(5) In the experience of the Old Testament men of faith their God inspires reverence but never slavish fear; and they exhaust the resources of language to express their love and adoration in view of His loving-kindness and tender mercy. This adoring love of His saints is the triumphant answer to those who pretend to find the Old Testament revelation of God cruel and repellent. It is in harmony, not contrast, with the New Testament revelation of God in Christ.
(6) Those passages which attribute to God bodily parts and human emotions (for example (Exo 33:11); (Exo 33:20); (Deu 29:20); (Ch2 16:9); (Gen 6:6); (Gen 6:7); (Jer 15:6) are metaphorical and mean that in the infinite being of God exists that which answers to these things -- eyes, a hand, feet, etc.; and the jealousy and anger attributed to Him are the emotions of perfect Love in view of the havoc of sin.

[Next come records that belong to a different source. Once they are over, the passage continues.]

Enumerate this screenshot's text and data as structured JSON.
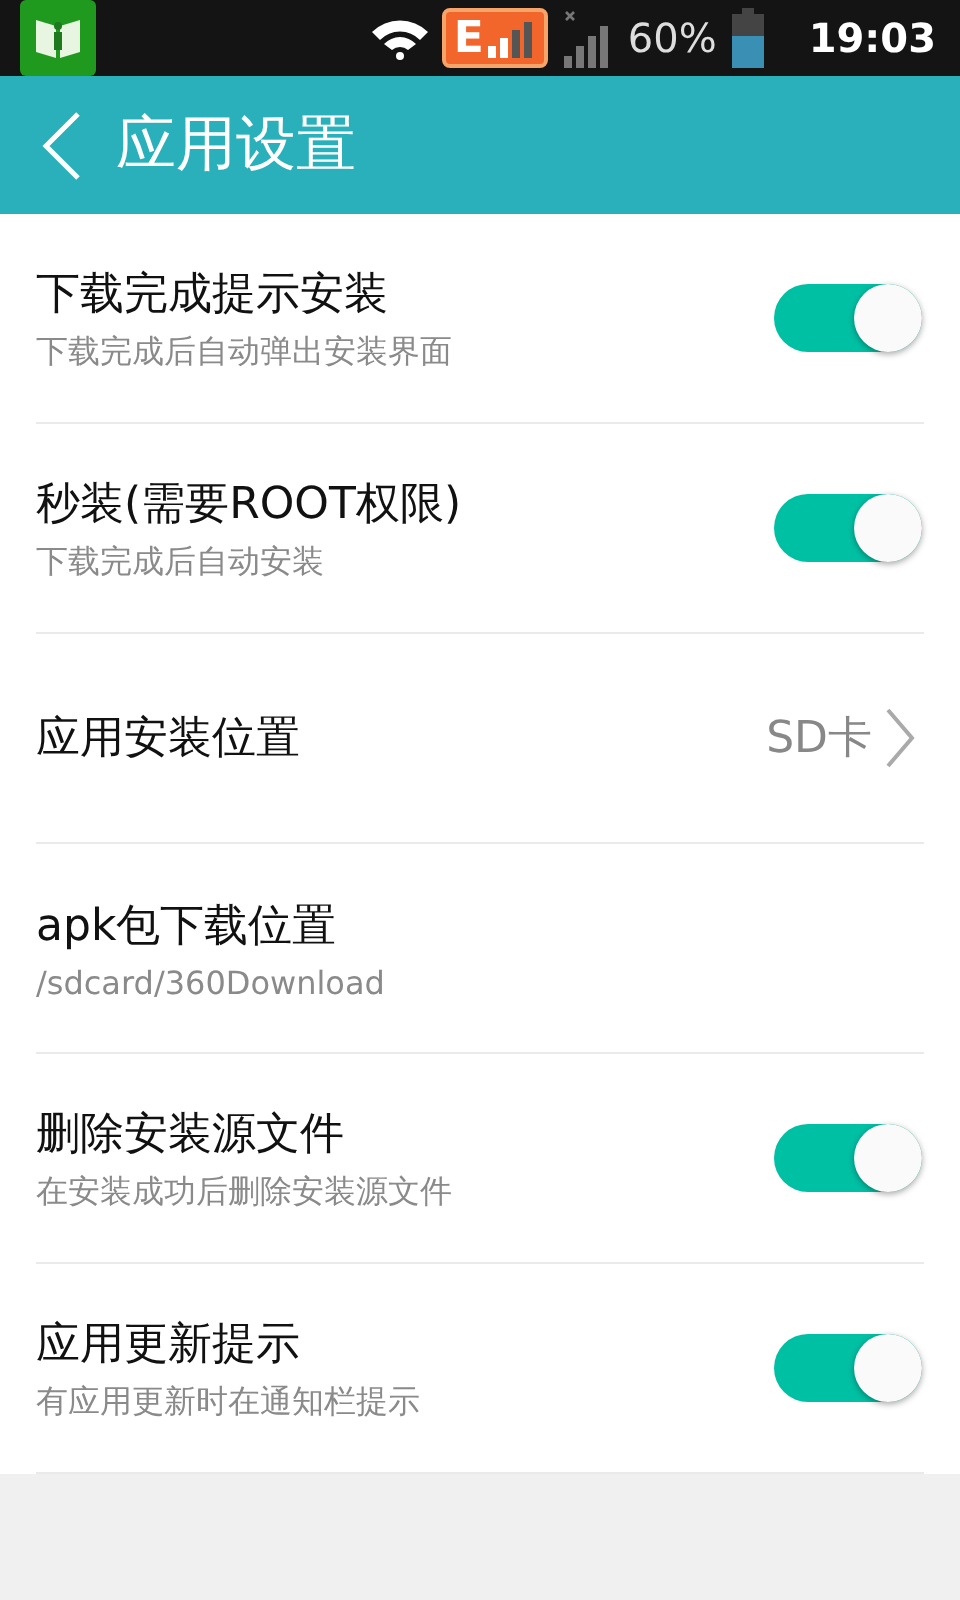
{
  "status_bar": {
    "network_badge": "E",
    "battery": "60%",
    "time": "19:03"
  },
  "header": {
    "title": "应用设置"
  },
  "settings": [
    {
      "kind": "toggle",
      "title": "下载完成提示安装",
      "subtitle": "下载完成后自动弹出安装界面",
      "on": true
    },
    {
      "kind": "toggle",
      "title": "秒装(需要ROOT权限)",
      "subtitle": "下载完成后自动安装",
      "on": true
    },
    {
      "kind": "value",
      "title": "应用安装位置",
      "value": "SD卡"
    },
    {
      "kind": "info",
      "title": "apk包下载位置",
      "subtitle": "/sdcard/360Download"
    },
    {
      "kind": "toggle",
      "title": "删除安装源文件",
      "subtitle": "在安装成功后删除安装源文件",
      "on": true
    },
    {
      "kind": "toggle",
      "title": "应用更新提示",
      "subtitle": "有应用更新时在通知栏提示",
      "on": true
    }
  ]
}
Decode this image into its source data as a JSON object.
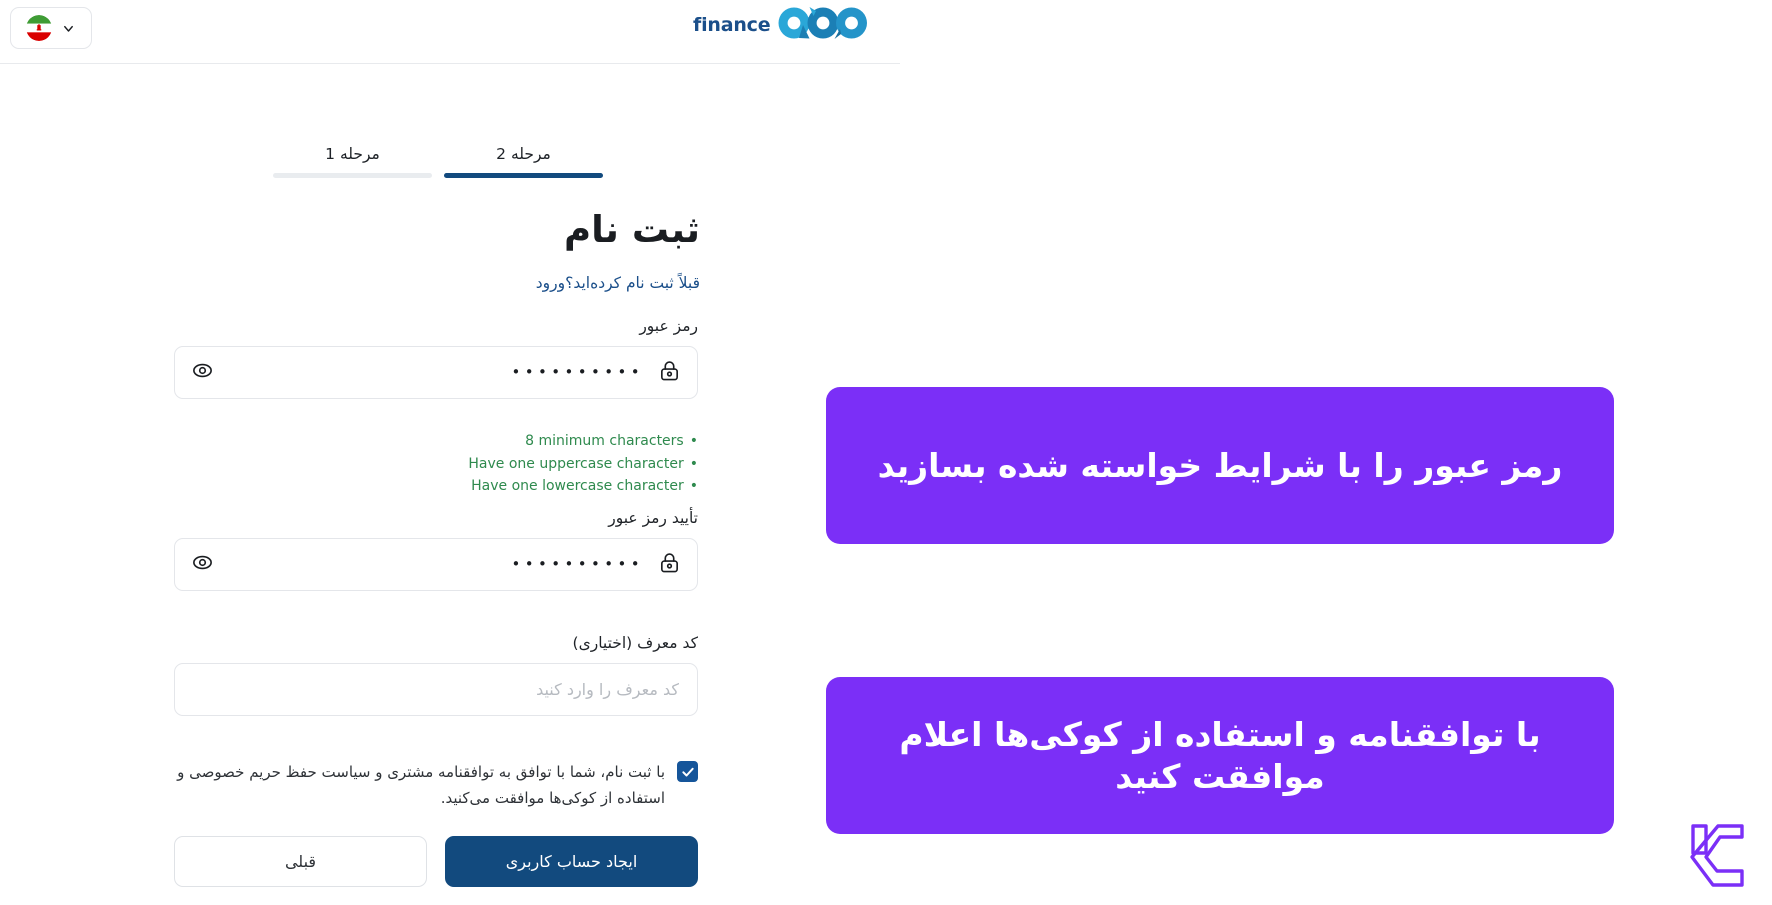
{
  "header": {
    "lang_selector": {
      "icon_chevron": "chevron-down-icon",
      "icon_flag": "iran-flag-icon",
      "value": ""
    },
    "brand": {
      "word": "finance",
      "logo_alt": "apo-logo"
    }
  },
  "steps": [
    {
      "label": "مرحله 2",
      "active": true
    },
    {
      "label": "مرحله 1",
      "active": false
    }
  ],
  "form": {
    "title": "ثبت نام",
    "subtitle_question": "قبلاً ثبت نام کرده‌اید؟",
    "subtitle_link": "ورود",
    "password": {
      "label": "رمز عبور",
      "value_masked": "••••••••••",
      "lock_icon": "lock-icon",
      "eye_icon": "eye-icon"
    },
    "password_rules": [
      "8 minimum characters",
      "Have one uppercase character",
      "Have one lowercase character"
    ],
    "confirm_password": {
      "label": "تأیید رمز عبور",
      "value_masked": "••••••••••",
      "lock_icon": "lock-icon",
      "eye_icon": "eye-icon"
    },
    "referral": {
      "label": "کد معرف (اختیاری)",
      "placeholder": "کد معرف را وارد کنید",
      "value": ""
    },
    "terms": {
      "checked": true,
      "text": "با ثبت نام، شما با توافق به توافقنامه مشتری و سیاست حفظ حریم خصوصی و استفاده از کوکی‌ها موافقت می‌کنید."
    },
    "buttons": {
      "primary": "ایجاد حساب کاربری",
      "secondary": "قبلی"
    }
  },
  "annotations": [
    {
      "id": "callout-password",
      "text": "رمز عبور را با شرایط خواسته شده بسازید"
    },
    {
      "id": "callout-terms",
      "text": "با توافقنامه و استفاده از کوکی‌ها اعلام موافقت کنید"
    }
  ],
  "colors": {
    "brand_navy": "#124a7e",
    "brand_cyan": "#2aa7d8",
    "accent_purple": "#7b2ff7",
    "rule_green": "#2f8a4e",
    "checkbox_blue": "#15559a"
  },
  "watermark": {
    "name": "lc-watermark-logo"
  }
}
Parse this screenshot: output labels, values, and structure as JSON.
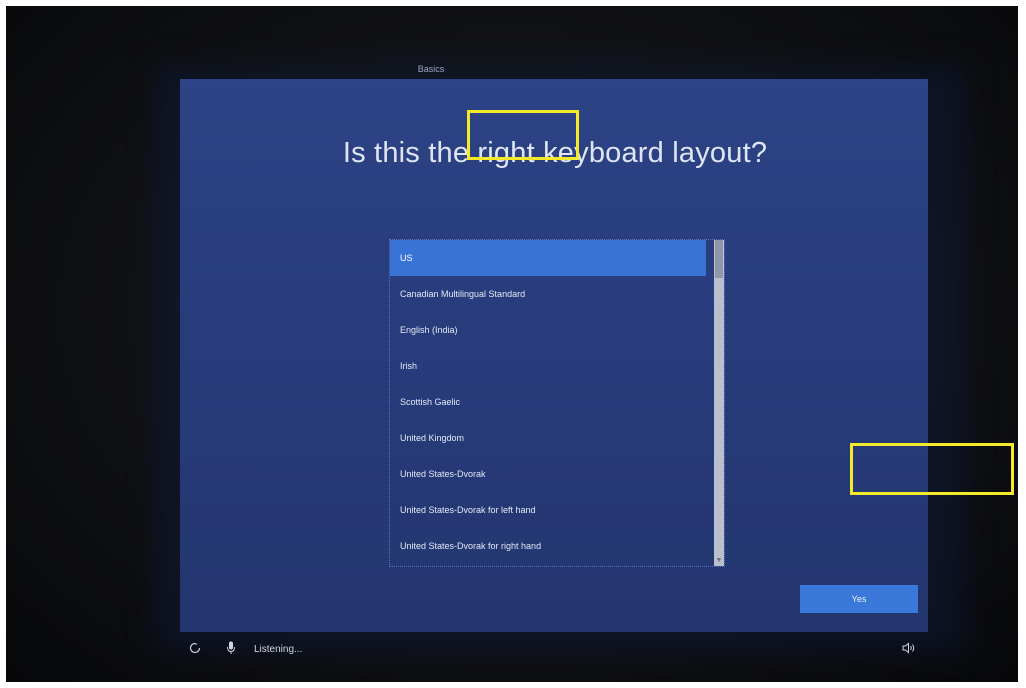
{
  "tab": {
    "label": "Basics"
  },
  "heading": "Is this the right keyboard layout?",
  "layouts": [
    "US",
    "Canadian Multilingual Standard",
    "English (India)",
    "Irish",
    "Scottish Gaelic",
    "United Kingdom",
    "United States-Dvorak",
    "United States-Dvorak for left hand",
    "United States-Dvorak for right hand"
  ],
  "selected_layout": "US",
  "yes_button": "Yes",
  "status": {
    "listening": "Listening..."
  },
  "icons": {
    "ease_of_access": "ease-of-access-icon",
    "microphone": "microphone-icon",
    "volume": "volume-icon"
  },
  "colors": {
    "panel": "#2d4385",
    "selection": "#3a73d6",
    "button": "#3a79d9",
    "highlight": "#f5ea2a"
  }
}
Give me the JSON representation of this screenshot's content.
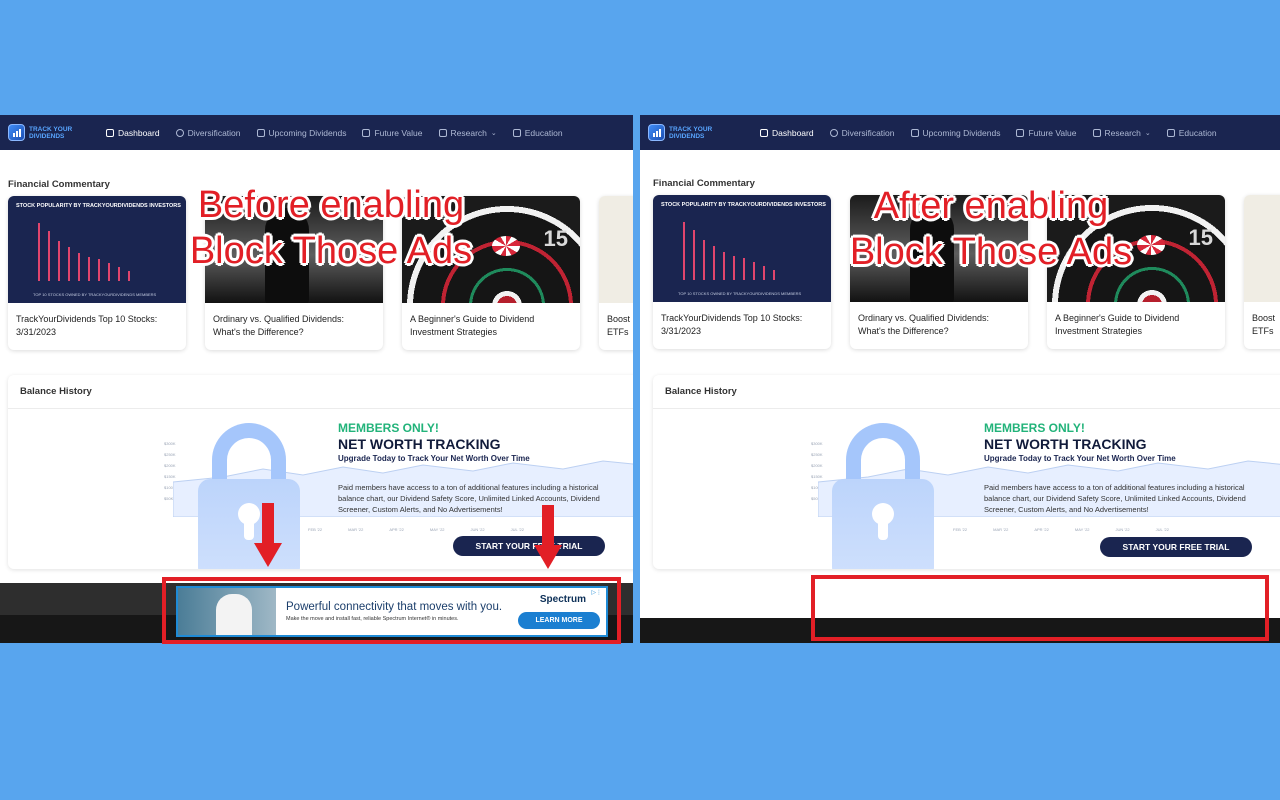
{
  "brand": {
    "logo_line1": "Track Your",
    "logo_line2": "Dividends"
  },
  "nav": [
    {
      "label": "Dashboard",
      "active": true
    },
    {
      "label": "Diversification"
    },
    {
      "label": "Upcoming Dividends"
    },
    {
      "label": "Future Value"
    },
    {
      "label": "Research"
    },
    {
      "label": "Education"
    }
  ],
  "commentary": {
    "title": "Financial Commentary",
    "cards": [
      {
        "title_line1": "TrackYourDividends Top 10 Stocks:",
        "title_line2": "3/31/2023",
        "thumb_title": "STOCK POPULARITY BY TRACKYOURDIVIDENDS INVESTORS",
        "thumb_footer": "TOP 10 STOCKS OWNED BY TRACKYOURDIVIDENDS MEMBERS"
      },
      {
        "title_line1": "Ordinary vs. Qualified Dividends:",
        "title_line2": "What's the Difference?"
      },
      {
        "title_line1": "A Beginner's Guide to Dividend",
        "title_line2": "Investment Strategies",
        "thumb_number": "15"
      },
      {
        "title_line1": "Boost",
        "title_line2": "ETFs"
      }
    ]
  },
  "balance": {
    "title": "Balance History",
    "y_ticks": [
      "$300K",
      "$250K",
      "$200K",
      "$150K",
      "$100K",
      "$50K"
    ],
    "x_ticks": [
      "FEB '22",
      "MAR '22",
      "APR '22",
      "MAY '22",
      "JUN '22",
      "JUL '22"
    ],
    "promo": {
      "members_only": "MEMBERS ONLY!",
      "title": "NET WORTH TRACKING",
      "subtitle": "Upgrade Today to Track Your Net Worth Over Time",
      "description": "Paid members have access to a ton of additional features including a historical balance chart, our Dividend Safety Score, Unlimited Linked Accounts, Dividend Screener, Custom Alerts, and No Advertisements!",
      "cta": "START YOUR FREE TRIAL"
    }
  },
  "ad": {
    "headline": "Powerful connectivity that moves with you.",
    "small_print": "Make the move and install fast, reliable Spectrum Internet® in minutes.",
    "brand": "Spectrum",
    "cta": "LEARN MORE"
  },
  "overlays": {
    "before_line1": "Before enabling",
    "before_line2": "Block Those Ads",
    "after_line1": "After enabling",
    "after_line2": "Block Those Ads"
  },
  "colors": {
    "page_background": "#58a5ee",
    "nav_background": "#1a2550",
    "annotation_red": "#e21f26",
    "members_green": "#22b37a",
    "lock_blue": "#a5c6fb",
    "ad_button_blue": "#1b7fd1"
  },
  "icons": {
    "dashboard": "home-icon",
    "diversification": "pie-chart-icon",
    "upcoming": "calendar-icon",
    "future": "trend-line-icon",
    "research": "table-icon",
    "education": "graduation-cap-icon"
  }
}
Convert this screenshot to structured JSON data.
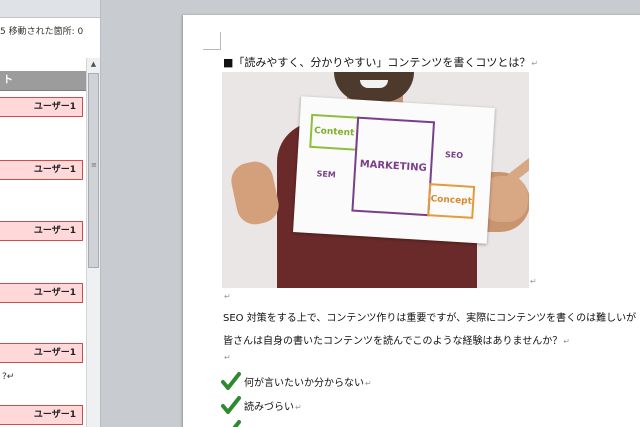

(7) In the Old Testament revelation there is a true sense in which, wholly apart from sin or infirmity, God is like His creature man (Gen 1:27) and the supreme and perfect revelation of God, toward which the Old Testament points, is a revelation in and through a perfect Man.